s. Five bridges and several culverts were destroyed over an extent of fifteen miles.
A large quantity of bridge-timber and repairing materials were also destroyed.
My march was retarded occasionally by the tempest in the mountains and the icy roads.
I was obliged to swim my command, and drag my artillery with ropes across Craig's Creek seven times in twenty-four hours. On my return, I found six separate commands under Generals Early, Jones, Fitz Lee, Imnboden, Jackson, Echols, and McCouslin, arranged in a line extending from Staunton to Newport, upon all the available roads, to prevent my return.
I captured a despatch from General Jones to General Early, giving me the position and that of Jackson at Clifton Forge, and Covington was selected to carry.
I marched from the front of Jones to that of Jackson at night.

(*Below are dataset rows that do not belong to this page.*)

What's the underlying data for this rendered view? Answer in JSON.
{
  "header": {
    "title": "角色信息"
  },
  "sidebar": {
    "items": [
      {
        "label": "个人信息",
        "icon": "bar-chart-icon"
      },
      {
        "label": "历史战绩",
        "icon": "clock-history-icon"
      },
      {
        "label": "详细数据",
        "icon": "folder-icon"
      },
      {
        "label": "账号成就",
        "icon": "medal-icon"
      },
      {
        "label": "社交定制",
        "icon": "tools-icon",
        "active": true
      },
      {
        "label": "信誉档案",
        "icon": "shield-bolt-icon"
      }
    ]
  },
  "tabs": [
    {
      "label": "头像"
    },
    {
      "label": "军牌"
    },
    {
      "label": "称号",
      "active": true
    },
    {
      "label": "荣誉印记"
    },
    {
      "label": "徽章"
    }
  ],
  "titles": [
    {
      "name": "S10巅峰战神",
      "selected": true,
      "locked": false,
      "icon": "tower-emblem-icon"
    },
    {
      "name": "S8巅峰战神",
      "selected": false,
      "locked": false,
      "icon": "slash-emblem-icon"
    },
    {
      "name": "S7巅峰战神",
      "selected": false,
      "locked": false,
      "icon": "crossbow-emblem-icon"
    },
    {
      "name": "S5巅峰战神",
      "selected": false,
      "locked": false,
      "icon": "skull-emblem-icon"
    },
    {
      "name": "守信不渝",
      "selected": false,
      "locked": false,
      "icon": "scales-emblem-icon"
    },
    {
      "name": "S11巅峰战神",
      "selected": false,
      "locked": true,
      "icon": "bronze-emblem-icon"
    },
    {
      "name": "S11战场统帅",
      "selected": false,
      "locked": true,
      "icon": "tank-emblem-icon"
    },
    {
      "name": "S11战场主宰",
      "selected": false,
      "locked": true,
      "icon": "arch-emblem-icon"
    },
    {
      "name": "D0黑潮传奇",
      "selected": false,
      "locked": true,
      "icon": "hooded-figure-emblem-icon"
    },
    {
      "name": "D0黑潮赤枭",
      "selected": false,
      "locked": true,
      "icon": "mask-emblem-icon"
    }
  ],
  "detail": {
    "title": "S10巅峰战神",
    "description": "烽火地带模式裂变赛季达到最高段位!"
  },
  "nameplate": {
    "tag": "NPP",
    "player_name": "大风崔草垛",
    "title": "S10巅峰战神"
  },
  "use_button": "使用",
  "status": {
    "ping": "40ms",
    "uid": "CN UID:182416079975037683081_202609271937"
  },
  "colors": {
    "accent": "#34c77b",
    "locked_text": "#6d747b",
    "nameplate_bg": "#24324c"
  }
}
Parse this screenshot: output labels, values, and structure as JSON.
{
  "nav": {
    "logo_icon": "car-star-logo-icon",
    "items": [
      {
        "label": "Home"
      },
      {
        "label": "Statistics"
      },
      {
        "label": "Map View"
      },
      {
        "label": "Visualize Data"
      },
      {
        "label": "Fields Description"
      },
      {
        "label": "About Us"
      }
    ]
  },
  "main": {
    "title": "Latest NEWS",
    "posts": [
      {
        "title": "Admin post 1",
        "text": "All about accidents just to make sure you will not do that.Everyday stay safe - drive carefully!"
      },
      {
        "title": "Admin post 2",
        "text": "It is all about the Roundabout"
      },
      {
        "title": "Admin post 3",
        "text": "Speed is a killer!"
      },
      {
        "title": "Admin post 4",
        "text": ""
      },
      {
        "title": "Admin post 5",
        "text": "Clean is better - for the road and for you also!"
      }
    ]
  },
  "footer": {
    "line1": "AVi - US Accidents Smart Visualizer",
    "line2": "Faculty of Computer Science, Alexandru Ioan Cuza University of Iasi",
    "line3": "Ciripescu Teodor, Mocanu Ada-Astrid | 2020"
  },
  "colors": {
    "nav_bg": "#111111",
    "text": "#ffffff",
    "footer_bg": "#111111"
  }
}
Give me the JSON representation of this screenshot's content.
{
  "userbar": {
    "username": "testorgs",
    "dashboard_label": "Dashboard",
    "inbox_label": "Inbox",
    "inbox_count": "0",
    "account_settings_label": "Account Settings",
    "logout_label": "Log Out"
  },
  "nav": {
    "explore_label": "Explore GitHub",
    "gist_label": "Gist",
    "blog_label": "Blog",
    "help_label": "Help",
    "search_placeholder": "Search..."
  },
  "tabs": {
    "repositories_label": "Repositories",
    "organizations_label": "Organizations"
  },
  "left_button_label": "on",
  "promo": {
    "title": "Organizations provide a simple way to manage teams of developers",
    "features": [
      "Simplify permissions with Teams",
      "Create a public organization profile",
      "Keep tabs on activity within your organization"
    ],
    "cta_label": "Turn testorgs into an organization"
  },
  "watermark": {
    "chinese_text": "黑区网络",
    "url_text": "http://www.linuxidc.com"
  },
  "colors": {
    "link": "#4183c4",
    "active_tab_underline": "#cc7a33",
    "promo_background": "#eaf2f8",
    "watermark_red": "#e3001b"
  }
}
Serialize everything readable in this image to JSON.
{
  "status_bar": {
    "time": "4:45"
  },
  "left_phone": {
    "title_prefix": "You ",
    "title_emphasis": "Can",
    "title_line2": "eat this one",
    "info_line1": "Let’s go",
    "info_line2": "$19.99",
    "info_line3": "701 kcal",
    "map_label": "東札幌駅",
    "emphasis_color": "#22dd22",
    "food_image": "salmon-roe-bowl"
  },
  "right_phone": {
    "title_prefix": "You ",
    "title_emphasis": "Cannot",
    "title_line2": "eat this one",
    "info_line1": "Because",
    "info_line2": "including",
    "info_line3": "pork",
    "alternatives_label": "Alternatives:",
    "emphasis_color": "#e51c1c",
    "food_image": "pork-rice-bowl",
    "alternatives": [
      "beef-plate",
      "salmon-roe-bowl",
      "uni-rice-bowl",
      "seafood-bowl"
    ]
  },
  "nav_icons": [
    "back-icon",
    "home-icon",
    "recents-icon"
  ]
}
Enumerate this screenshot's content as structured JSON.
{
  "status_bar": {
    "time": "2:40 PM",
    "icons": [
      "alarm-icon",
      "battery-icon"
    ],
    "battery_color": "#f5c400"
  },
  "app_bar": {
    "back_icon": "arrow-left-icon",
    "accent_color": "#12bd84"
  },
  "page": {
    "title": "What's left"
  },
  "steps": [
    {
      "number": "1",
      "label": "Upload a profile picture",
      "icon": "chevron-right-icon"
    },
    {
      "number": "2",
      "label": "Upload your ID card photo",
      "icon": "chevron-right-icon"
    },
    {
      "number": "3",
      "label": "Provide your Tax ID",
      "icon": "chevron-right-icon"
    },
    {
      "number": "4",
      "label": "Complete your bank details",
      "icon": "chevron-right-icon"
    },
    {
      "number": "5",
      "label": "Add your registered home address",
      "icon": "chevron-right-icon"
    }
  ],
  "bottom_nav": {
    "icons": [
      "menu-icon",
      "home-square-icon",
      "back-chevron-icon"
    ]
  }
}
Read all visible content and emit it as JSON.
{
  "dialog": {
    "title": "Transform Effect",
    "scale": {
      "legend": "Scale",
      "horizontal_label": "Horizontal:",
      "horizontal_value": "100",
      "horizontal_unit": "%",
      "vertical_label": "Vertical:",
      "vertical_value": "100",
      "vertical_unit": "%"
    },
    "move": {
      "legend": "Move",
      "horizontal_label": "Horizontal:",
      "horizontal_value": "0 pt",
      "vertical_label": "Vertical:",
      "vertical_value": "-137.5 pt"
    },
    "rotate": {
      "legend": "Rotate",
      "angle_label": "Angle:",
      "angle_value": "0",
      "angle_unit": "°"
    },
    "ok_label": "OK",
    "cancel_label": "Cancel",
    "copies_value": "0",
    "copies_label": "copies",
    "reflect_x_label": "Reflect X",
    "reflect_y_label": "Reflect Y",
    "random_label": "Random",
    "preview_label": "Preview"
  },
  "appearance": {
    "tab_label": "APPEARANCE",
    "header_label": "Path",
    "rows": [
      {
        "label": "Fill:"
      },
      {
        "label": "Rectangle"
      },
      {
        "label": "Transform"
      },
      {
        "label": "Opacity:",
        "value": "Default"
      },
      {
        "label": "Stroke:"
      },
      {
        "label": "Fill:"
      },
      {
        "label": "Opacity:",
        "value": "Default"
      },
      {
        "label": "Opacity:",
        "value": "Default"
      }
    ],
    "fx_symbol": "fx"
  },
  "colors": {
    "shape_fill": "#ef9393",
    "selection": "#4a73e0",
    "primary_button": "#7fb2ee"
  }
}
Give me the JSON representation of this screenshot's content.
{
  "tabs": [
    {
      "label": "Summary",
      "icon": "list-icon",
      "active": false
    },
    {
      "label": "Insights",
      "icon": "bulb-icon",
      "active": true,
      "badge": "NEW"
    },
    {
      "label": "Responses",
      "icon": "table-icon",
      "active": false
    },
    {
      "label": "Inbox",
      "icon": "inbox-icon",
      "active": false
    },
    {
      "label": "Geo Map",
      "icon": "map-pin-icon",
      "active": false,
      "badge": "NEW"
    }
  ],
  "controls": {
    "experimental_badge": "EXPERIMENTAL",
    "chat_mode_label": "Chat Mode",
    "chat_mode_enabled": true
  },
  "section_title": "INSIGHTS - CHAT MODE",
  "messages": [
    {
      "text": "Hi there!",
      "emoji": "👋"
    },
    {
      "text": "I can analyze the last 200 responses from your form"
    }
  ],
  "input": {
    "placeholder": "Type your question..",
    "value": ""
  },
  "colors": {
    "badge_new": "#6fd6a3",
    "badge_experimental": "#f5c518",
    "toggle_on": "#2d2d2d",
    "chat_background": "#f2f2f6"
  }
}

His outposts were pressed in at a gallop by the Eighth Virginia mounted infantry, and the two bridges across Jackson's River were saved, although fagots had been